Sediment and phosphorus pollution and stormwater sourced from individual properties will be identified either through Lake Wise or Storm Smart assessment protocols depending on whether or not the property is lakefront. Both protocols assess the flow of water on a site and generate a collection of clean water best management practice recommendations such as rain gardens, buffer plantings, infiltration strips, and driveway water bars that keep rain water on site and grow water-shading wildlife habitat. We aim to recruit at least 10 properties in these targeted neighborhoods that welcome either a Lake Wise (lake front) or Storm Smart (riparian or upland) assessment. Assessments follow pre-existing protocols and provide an opportunity to further engage the landowner on GSI and best practices to on-site stormwater management for clean water and wildlife habitat. Typically, 3-6 projects are identified per assessment.
The WNRCD is offering free Storm Smart assessments to help homeowners identify opportunities to mitigate stormwater damage and improve water quality. Do you have issues with erosion, pooling water or stormwater runoff? Learn more about how you can slow down, spread out, and sink in rainfall at home. Join dozens of neighbors who have already taken part by signing up for a FREE on-site assessment. Trained staff from the WNRCD will visit your home and help you trace the path water takes through your property. After the visit they will provide you with individualized recommendations to create Green Stormwater Infrastructure (GSI) solutions.
Sign up at the link below:
WNRCD will also be conducting Lake Wise assessments on properties along the shores of Lake Iroquois this spring and summer. The Lake Wise Program is a Department of Environmental Conservation (DEC) initiative that awards lake-friendly shoreland property, including that of state parks, town beaches, private homes and businesses. A property that earns the Lake Wise Award will represent a “model” shoreland property. The Lake Wise Award certifies a property is well managed, using shoreland Best Management Practices, and is maintained to care for the lake.If you live in the Lake Iroquois Watershed and are Lake Wise please contact our District Staff to get a FREE property assessment and receive the Lake Wise awarded signage!

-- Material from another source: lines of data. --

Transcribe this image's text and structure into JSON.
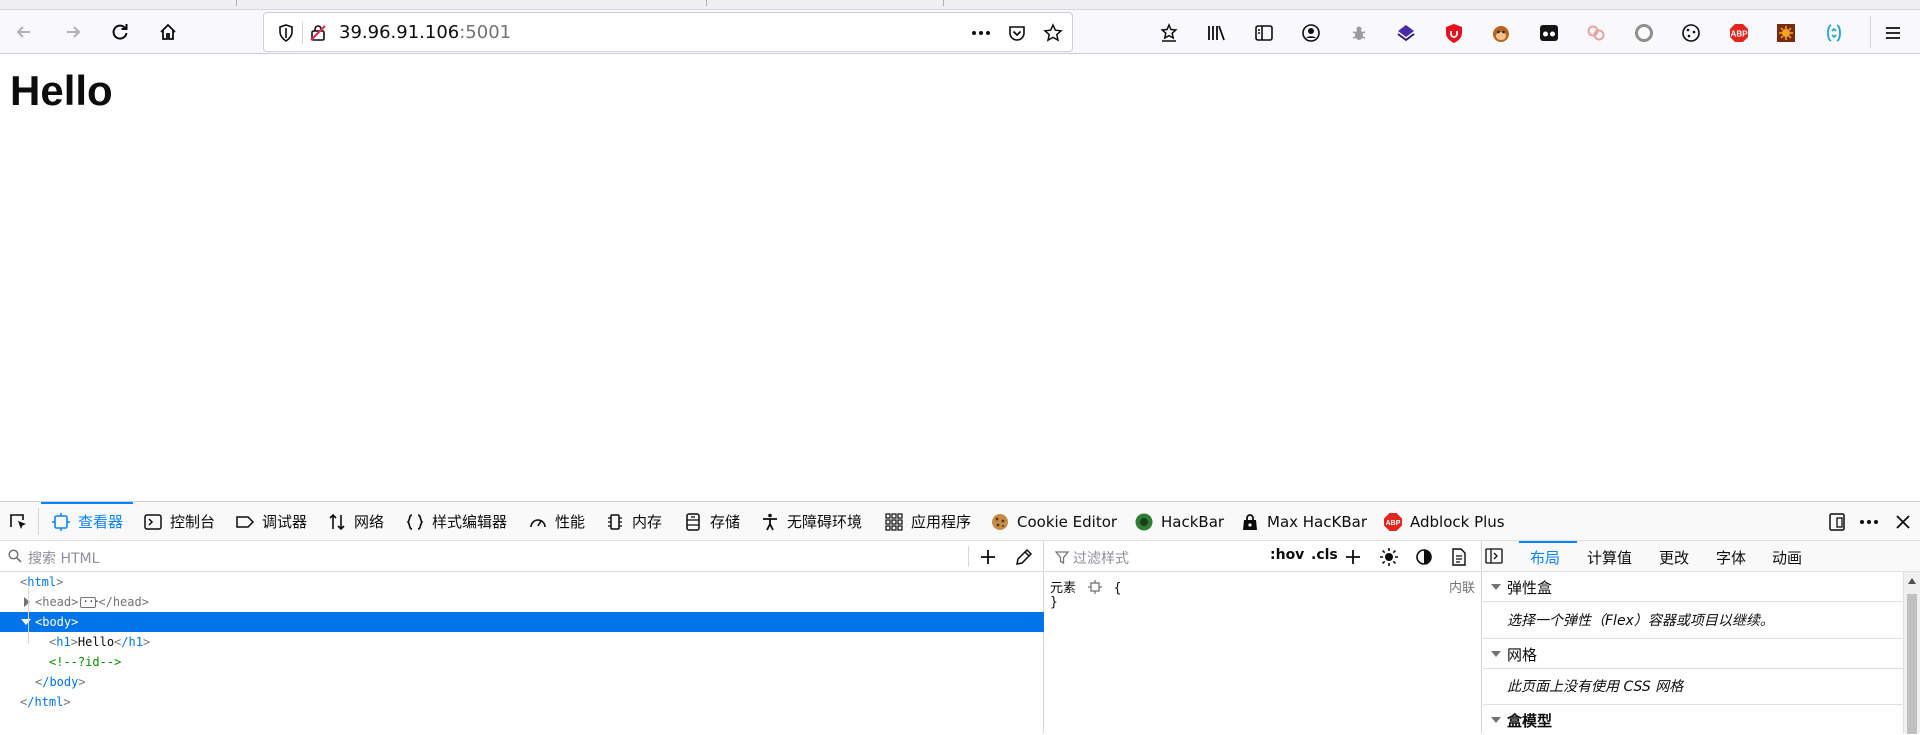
{
  "browser": {
    "url_host": "39.96.91.106",
    "url_port": ":5001",
    "page_actions": [
      "more-actions-icon",
      "pocket-icon",
      "bookmark-star-icon"
    ],
    "extensions": [
      "bookmarks-menu-icon",
      "library-icon",
      "sidebar-icon",
      "account-icon",
      "bug-icon",
      "layers-icon",
      "ublock-icon",
      "tampermonkey-icon",
      "dark-reader-icon",
      "link-icon",
      "circle-icon",
      "cookie-icon",
      "abp-icon",
      "sun-icon",
      "swap-icon"
    ],
    "extension_abp_text": "ABP"
  },
  "page": {
    "heading": "Hello"
  },
  "devtools": {
    "tabs": [
      {
        "label": "查看器",
        "icon": "inspector-icon"
      },
      {
        "label": "控制台",
        "icon": "console-icon"
      },
      {
        "label": "调试器",
        "icon": "debugger-icon"
      },
      {
        "label": "网络",
        "icon": "network-icon"
      },
      {
        "label": "样式编辑器",
        "icon": "style-editor-icon"
      },
      {
        "label": "性能",
        "icon": "performance-icon"
      },
      {
        "label": "内存",
        "icon": "memory-icon"
      },
      {
        "label": "存储",
        "icon": "storage-icon"
      },
      {
        "label": "无障碍环境",
        "icon": "accessibility-icon"
      },
      {
        "label": "应用程序",
        "icon": "application-icon"
      },
      {
        "label": "Cookie Editor",
        "icon": "cookie-editor-icon"
      },
      {
        "label": "HackBar",
        "icon": "hackbar-icon"
      },
      {
        "label": "Max HacKBar",
        "icon": "max-hackbar-icon"
      },
      {
        "label": "Adblock Plus",
        "icon": "adblock-plus-icon"
      }
    ],
    "markup": {
      "search_placeholder": "搜索 HTML",
      "lines": {
        "html_open": "html",
        "head": "head",
        "head_close": "/head",
        "body_open": "body",
        "h1_tag": "h1",
        "h1_text": "Hello",
        "h1_close": "/h1",
        "comment": "<!--?id-->",
        "body_close": "/body",
        "html_close": "/html"
      }
    },
    "rules": {
      "filter_placeholder": "过滤样式",
      "hov": ":hov",
      "cls": ".cls",
      "element_selector": "元素",
      "brace_open": "{",
      "brace_close": "}",
      "inline_label": "内联"
    },
    "layout": {
      "tabs": [
        "布局",
        "计算值",
        "更改",
        "字体",
        "动画"
      ],
      "flexbox_header": "弹性盒",
      "flexbox_msg": "选择一个弹性（Flex）容器或项目以继续。",
      "grid_header": "网格",
      "grid_msg": "此页面上没有使用 CSS 网格",
      "boxmodel_header": "盒模型"
    }
  },
  "colors": {
    "accent": "#0a84ff",
    "selected_row": "#0074e8",
    "comment": "#058b00"
  }
}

Sign up at the link below:
“This project has been funded wholly or in part by the United States Environmental Protection Agency under assistance agreement (LC 00A00707-0) to NEIWPCC in partnership with the Lake Champlain Basin Program.”